WORK TASK
Your answer must be an exact copy of the listing that follows, with all pictures omitted.
· · ·
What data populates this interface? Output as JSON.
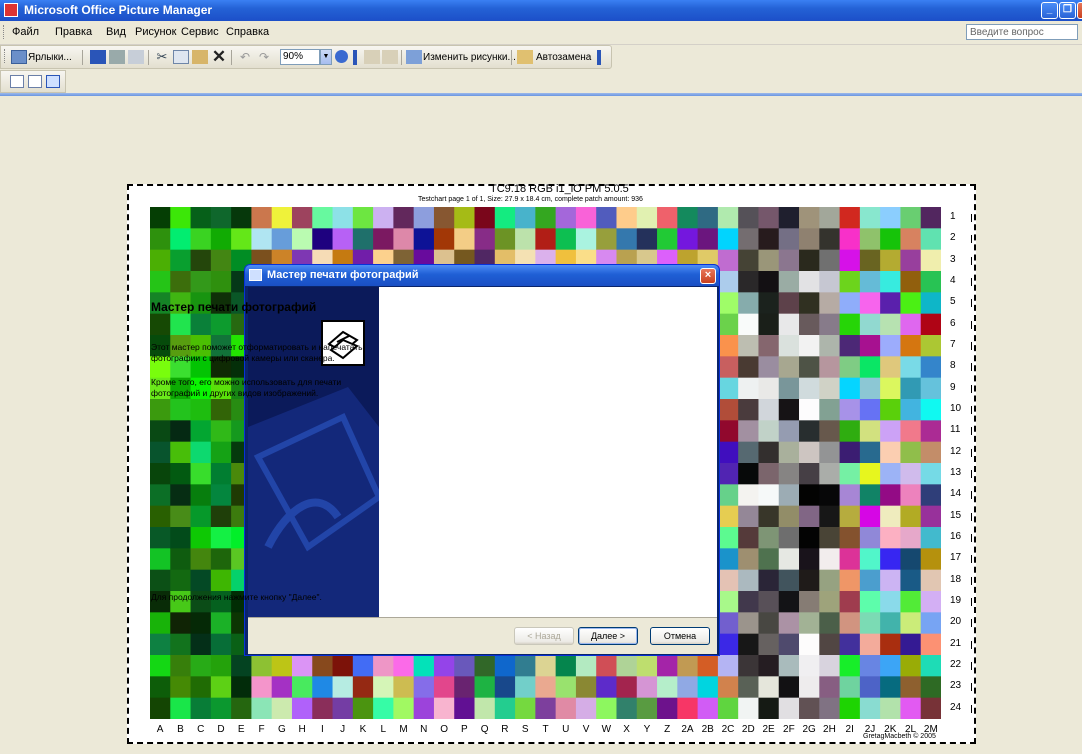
{
  "window": {
    "title": "Microsoft Office Picture Manager"
  },
  "menubar": {
    "items": [
      "Файл",
      "Правка",
      "Вид",
      "Рисунок",
      "Сервис",
      "Справка"
    ],
    "help_placeholder": "Введите вопрос"
  },
  "toolbar": {
    "shortcuts_label": "Ярлыки...",
    "zoom_value": "90%",
    "edit_pictures_label": "Изменить рисунки...",
    "autocorrect_label": "Автозамена"
  },
  "canvas": {
    "title": "TC9.18 RGB i1_iO PM 5.0.5",
    "subtitle": "Testchart page 1 of 1, Size: 27.9 x 18.4 cm, complete patch amount: 936",
    "column_labels": [
      "A",
      "B",
      "C",
      "D",
      "E",
      "F",
      "G",
      "H",
      "I",
      "J",
      "K",
      "L",
      "M",
      "N",
      "O",
      "P",
      "Q",
      "R",
      "S",
      "T",
      "U",
      "V",
      "W",
      "X",
      "Y",
      "Z",
      "2A",
      "2B",
      "2C",
      "2D",
      "2E",
      "2F",
      "2G",
      "2H",
      "2I",
      "2J",
      "2K",
      "2L",
      "2M"
    ],
    "row_labels": [
      "1",
      "2",
      "3",
      "4",
      "5",
      "6",
      "7",
      "8",
      "9",
      "10",
      "11",
      "12",
      "13",
      "14",
      "15",
      "16",
      "17",
      "18",
      "19",
      "20",
      "21",
      "22",
      "23",
      "24"
    ],
    "copyright": "GretagMacbeth © 2005"
  },
  "dialog": {
    "title": "Мастер печати фотографий",
    "heading": "Мастер печати фотографий",
    "text1_line1": "Этот мастер поможет отформатировать и напечатать",
    "text1_line2": "фотографии с цифровой камеры или сканера.",
    "text2_line1": "Кроме того, его можно использовать для печати",
    "text2_line2": "фотографий и других видов изображений.",
    "footer_text": "Для продолжения нажмите кнопку \"Далее\".",
    "back_label": "< Назад",
    "next_label": "Далее >",
    "cancel_label": "Отмена"
  },
  "colors": {
    "xp_blue": "#2462d6",
    "dialog_side": "#0b1a5a",
    "close_red": "#c8401f",
    "window_bg": "#ece9d8"
  }
}
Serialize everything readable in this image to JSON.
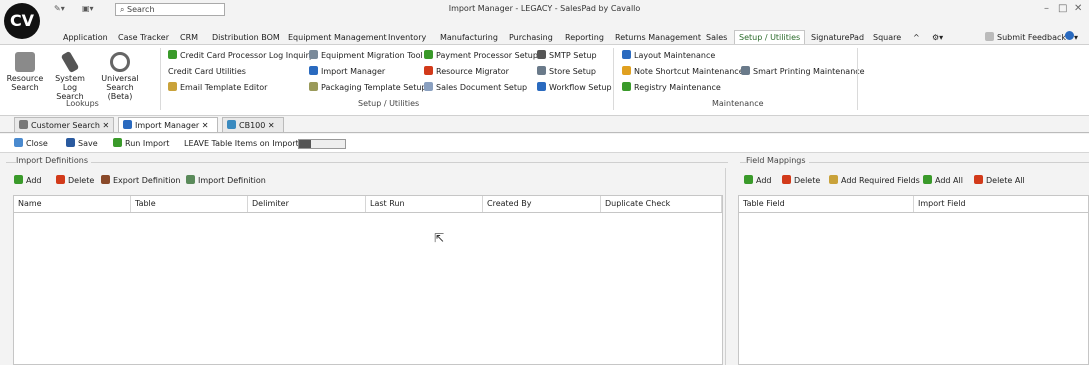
{
  "window": {
    "title": "Import Manager - LEGACY - SalesPad by Cavallo",
    "search_placeholder": "Search",
    "minimize": "–",
    "maximize": "□",
    "close": "✕",
    "logo_text": "CV"
  },
  "ribbon_tabs": [
    "Application",
    "Case Tracker",
    "CRM",
    "Distribution BOM",
    "Equipment Management",
    "Inventory",
    "Manufacturing",
    "Purchasing",
    "Reporting",
    "Returns Management",
    "Sales",
    "Setup / Utilities",
    "SignaturePad",
    "Square"
  ],
  "ribbon_right": {
    "collapse": "^",
    "submit_feedback": "Submit Feedback"
  },
  "lookups": {
    "label": "Lookups",
    "resource_search": "Resource Search",
    "system_log_search": "System Log Search",
    "universal_search": "Universal Search (Beta)"
  },
  "setup": {
    "label": "Setup / Utilities",
    "items": [
      "Credit Card Processor Log Inquiry",
      "Credit Card Utilities",
      "Email Template Editor",
      "Equipment Migration Tool",
      "Import Manager",
      "Packaging Template Setup",
      "Payment Processor Setup",
      "Resource Migrator",
      "Sales Document Setup",
      "SMTP Setup",
      "Store Setup",
      "Workflow Setup"
    ]
  },
  "maintenance": {
    "label": "Maintenance",
    "items": [
      "Layout Maintenance",
      "Note Shortcut Maintenance",
      "Registry Maintenance",
      "Smart Printing Maintenance"
    ]
  },
  "doc_tabs": [
    "Customer Search",
    "Import Manager",
    "CB100"
  ],
  "toolbar": {
    "close": "Close",
    "save": "Save",
    "run_import": "Run Import",
    "leave_table_items": "LEAVE Table Items on Import"
  },
  "import_definitions": {
    "label": "Import Definitions",
    "add": "Add",
    "delete": "Delete",
    "export": "Export Definition",
    "import": "Import Definition",
    "columns": [
      "Name",
      "Table",
      "Delimiter",
      "Last Run",
      "Created By",
      "Duplicate Check"
    ]
  },
  "field_mappings": {
    "label": "Field Mappings",
    "add": "Add",
    "delete": "Delete",
    "add_required": "Add Required Fields",
    "add_all": "Add All",
    "delete_all": "Delete All",
    "columns": [
      "Table Field",
      "Import Field"
    ]
  },
  "colors": {
    "accent": "#2a6a2a",
    "green_icon": "#3a9a2a",
    "red_icon": "#d23a1a",
    "blue_icon": "#2a6abf"
  }
}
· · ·
THE ANSWER
What data populates this interface? Output as JSON.
{
  "window": {
    "title": "Microsoft Office Picture Manager"
  },
  "menubar": {
    "items": [
      "Файл",
      "Правка",
      "Вид",
      "Рисунок",
      "Сервис",
      "Справка"
    ],
    "help_placeholder": "Введите вопрос"
  },
  "toolbar": {
    "shortcuts_label": "Ярлыки...",
    "zoom_value": "90%",
    "edit_pictures_label": "Изменить рисунки...",
    "autocorrect_label": "Автозамена"
  },
  "canvas": {
    "title": "TC9.18 RGB i1_iO PM 5.0.5",
    "subtitle": "Testchart page 1 of 1, Size: 27.9 x 18.4 cm, complete patch amount: 936",
    "column_labels": [
      "A",
      "B",
      "C",
      "D",
      "E",
      "F",
      "G",
      "H",
      "I",
      "J",
      "K",
      "L",
      "M",
      "N",
      "O",
      "P",
      "Q",
      "R",
      "S",
      "T",
      "U",
      "V",
      "W",
      "X",
      "Y",
      "Z",
      "2A",
      "2B",
      "2C",
      "2D",
      "2E",
      "2F",
      "2G",
      "2H",
      "2I",
      "2J",
      "2K",
      "2L",
      "2M"
    ],
    "row_labels": [
      "1",
      "2",
      "3",
      "4",
      "5",
      "6",
      "7",
      "8",
      "9",
      "10",
      "11",
      "12",
      "13",
      "14",
      "15",
      "16",
      "17",
      "18",
      "19",
      "20",
      "21",
      "22",
      "23",
      "24"
    ],
    "copyright": "GretagMacbeth © 2005"
  },
  "dialog": {
    "title": "Мастер печати фотографий",
    "heading": "Мастер печати фотографий",
    "text1_line1": "Этот мастер поможет отформатировать и напечатать",
    "text1_line2": "фотографии с цифровой камеры или сканера.",
    "text2_line1": "Кроме того, его можно использовать для печати",
    "text2_line2": "фотографий и других видов изображений.",
    "footer_text": "Для продолжения нажмите кнопку \"Далее\".",
    "back_label": "< Назад",
    "next_label": "Далее >",
    "cancel_label": "Отмена"
  },
  "colors": {
    "xp_blue": "#2462d6",
    "dialog_side": "#0b1a5a",
    "close_red": "#c8401f",
    "window_bg": "#ece9d8"
  }
}
Serialize everything readable in this image to JSON.
{
  "window": {
    "title": "Import Manager - LEGACY - SalesPad by Cavallo",
    "search_placeholder": "Search",
    "minimize": "–",
    "maximize": "□",
    "close": "✕",
    "logo_text": "CV"
  },
  "ribbon_tabs": [
    "Application",
    "Case Tracker",
    "CRM",
    "Distribution BOM",
    "Equipment Management",
    "Inventory",
    "Manufacturing",
    "Purchasing",
    "Reporting",
    "Returns Management",
    "Sales",
    "Setup / Utilities",
    "SignaturePad",
    "Square"
  ],
  "ribbon_right": {
    "collapse": "^",
    "submit_feedback": "Submit Feedback"
  },
  "lookups": {
    "label": "Lookups",
    "resource_search": "Resource Search",
    "system_log_search": "System Log Search",
    "universal_search": "Universal Search (Beta)"
  },
  "setup": {
    "label": "Setup / Utilities",
    "items": [
      "Credit Card Processor Log Inquiry",
      "Credit Card Utilities",
      "Email Template Editor",
      "Equipment Migration Tool",
      "Import Manager",
      "Packaging Template Setup",
      "Payment Processor Setup",
      "Resource Migrator",
      "Sales Document Setup",
      "SMTP Setup",
      "Store Setup",
      "Workflow Setup"
    ]
  },
  "maintenance": {
    "label": "Maintenance",
    "items": [
      "Layout Maintenance",
      "Note Shortcut Maintenance",
      "Registry Maintenance",
      "Smart Printing Maintenance"
    ]
  },
  "doc_tabs": [
    "Customer Search",
    "Import Manager",
    "CB100"
  ],
  "toolbar": {
    "close": "Close",
    "save": "Save",
    "run_import": "Run Import",
    "leave_table_items": "LEAVE Table Items on Import"
  },
  "import_definitions": {
    "label": "Import Definitions",
    "add": "Add",
    "delete": "Delete",
    "export": "Export Definition",
    "import": "Import Definition",
    "columns": [
      "Name",
      "Table",
      "Delimiter",
      "Last Run",
      "Created By",
      "Duplicate Check"
    ]
  },
  "field_mappings": {
    "label": "Field Mappings",
    "add": "Add",
    "delete": "Delete",
    "add_required": "Add Required Fields",
    "add_all": "Add All",
    "delete_all": "Delete All",
    "columns": [
      "Table Field",
      "Import Field"
    ]
  },
  "colors": {
    "accent": "#2a6a2a",
    "green_icon": "#3a9a2a",
    "red_icon": "#d23a1a",
    "blue_icon": "#2a6abf"
  }
}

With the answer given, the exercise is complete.